Kim: Singers with perfect skills after years of training, a producing system targeting the global market, and marketing using Youtube and SNS, all of these combined in harmony contributed to the success.
– Have you monitored the Korean Wave in Europe?
Kim: A team of about 20 people have checked responses on Youtube and SNS. We pay enormous attention to music videos and video clips on Youtube. A music video is uploaded in the SM Entertainment channel on Youtube before a new album is released. The viewer counts of K-pop music videos on Youtube amount to 2 billion.
– What do you think you can gain through K-pop’s launch into the European market?
Kim: The size of the European market is estimated to be 7 trillion Won. It’s larger than the US (6 trillion), Japan (4 trillion), and China (1 trillion). But our goal is not to be ranked on the European music chart and to sell albums. We aim to attract people’s attention to the Asian music market through K-pop boom in the Us and Europe and to build the ground for Korea’s future as an Asian Hollywood.
– What is your special strategy for the European market?
Kim: To begin with, we’ll try to promote K-pop’s excellent quality rather than to conquer the European market.

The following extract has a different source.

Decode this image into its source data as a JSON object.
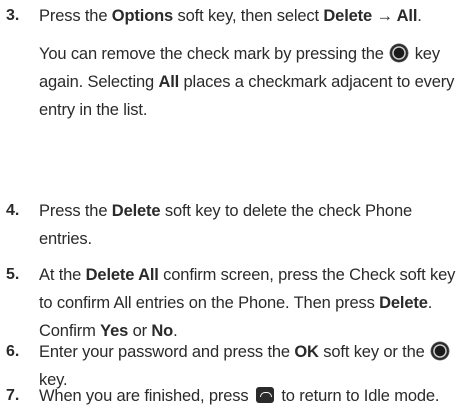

I want to establish K-pop’s status as one of the popular genres in Europe’s main music industry.
SHINee: From the singer’s perspective, the key seems to be harmonizing K-pop with the local culture. The French reporter said at our meeting with French fans, “You all look alike.” We think each member should develop a more distinct character if we debut in Europe.
– There is a view this is only “temporary enthusiasm by a minority.”

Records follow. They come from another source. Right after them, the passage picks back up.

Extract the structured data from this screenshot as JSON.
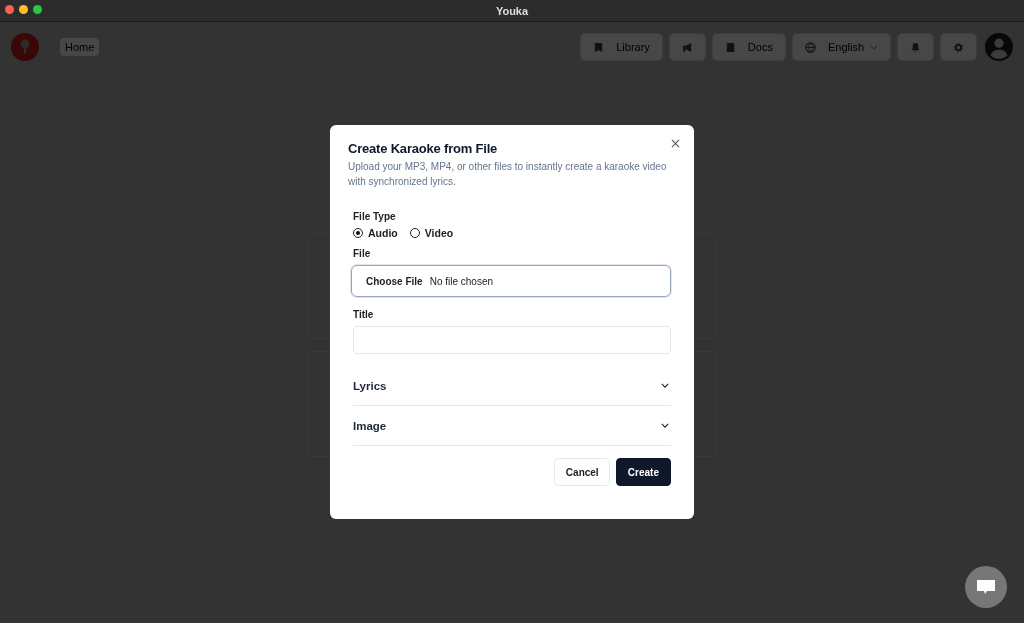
{
  "window": {
    "title": "Youka"
  },
  "nav": {
    "home": "Home",
    "items": [
      {
        "kind": "library",
        "label": "Library"
      },
      {
        "kind": "announce"
      },
      {
        "kind": "docs",
        "label": "Docs"
      },
      {
        "kind": "language",
        "label": "English"
      },
      {
        "kind": "bell"
      },
      {
        "kind": "settings"
      }
    ]
  },
  "dialog": {
    "title": "Create Karaoke from File",
    "description": "Upload your MP3, MP4, or other files to instantly create a karaoke video with synchronized lyrics.",
    "file_type": {
      "label": "File Type",
      "options": [
        {
          "label": "Audio",
          "selected": true
        },
        {
          "label": "Video",
          "selected": false
        }
      ]
    },
    "file": {
      "label": "File",
      "button": "Choose File",
      "status": "No file chosen"
    },
    "title_field": {
      "label": "Title"
    },
    "sections": [
      {
        "label": "Lyrics",
        "expanded": false
      },
      {
        "label": "Image",
        "expanded": false
      }
    ],
    "buttons": [
      {
        "kind": "secondary",
        "label": "Cancel"
      },
      {
        "kind": "primary",
        "label": "Create"
      }
    ]
  }
}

Kim: In the SNS world, what starts in a minor fandom can spread to the whole in an instant. We’ll have to wait and see about Europe, but K-pop’s competitive power is being acknowledged in the whole world.
SHINee: It appealed to a minority in the past, but we see the number of fans increasing with our own eyes. It is a genre that doesn’t exist in Europe. Our music covers a broader range of sensibility than the band-centered European music.
– Europe experienced J-pop, and our singers sing songs composed by Europeans. Don’t you think these factored in the boom?
Kim: That’s possible. But it’s not for European debuts that we buy songs by foreign composers, but because we want to get the best songs regardless of nationality. In case of J-pop, there is certainly a preference for Japanese culture in Europe, but the musical side is not outstanding.
– How would you rate K-pop’s possibility of success in Europe?
SHINee: We do not know about the possibility of success, but we’d like to (debut). It will be fun. The concept of our music and dance is not totally different from the local culture, so we’ll be able to make better contents by mixing up Europe’s excellent music and ours.
Kim: We are most rewarded when we succeed in an uncertain market condition. We don’t have to overstretch ourselves, but Europe is a market worth a try. SHINee will have a European debut showcase in the Abbey Road Studios, called a “Sacred Site of Beatles,” on June 19 after the concert in Paris. We need a long-term strategy, but the current K-pop boom can be semi-permanent if we don’t cling to the ranking in Europe.
[from Chosun Ilbo]
Trans by jujugal
So is this why SM chose EMI for SHINee? SHINee’s live in the Abbey Road Studios is for their debut in Japan, but it’s also a step toward SHINee’s debut in Europe… Wow.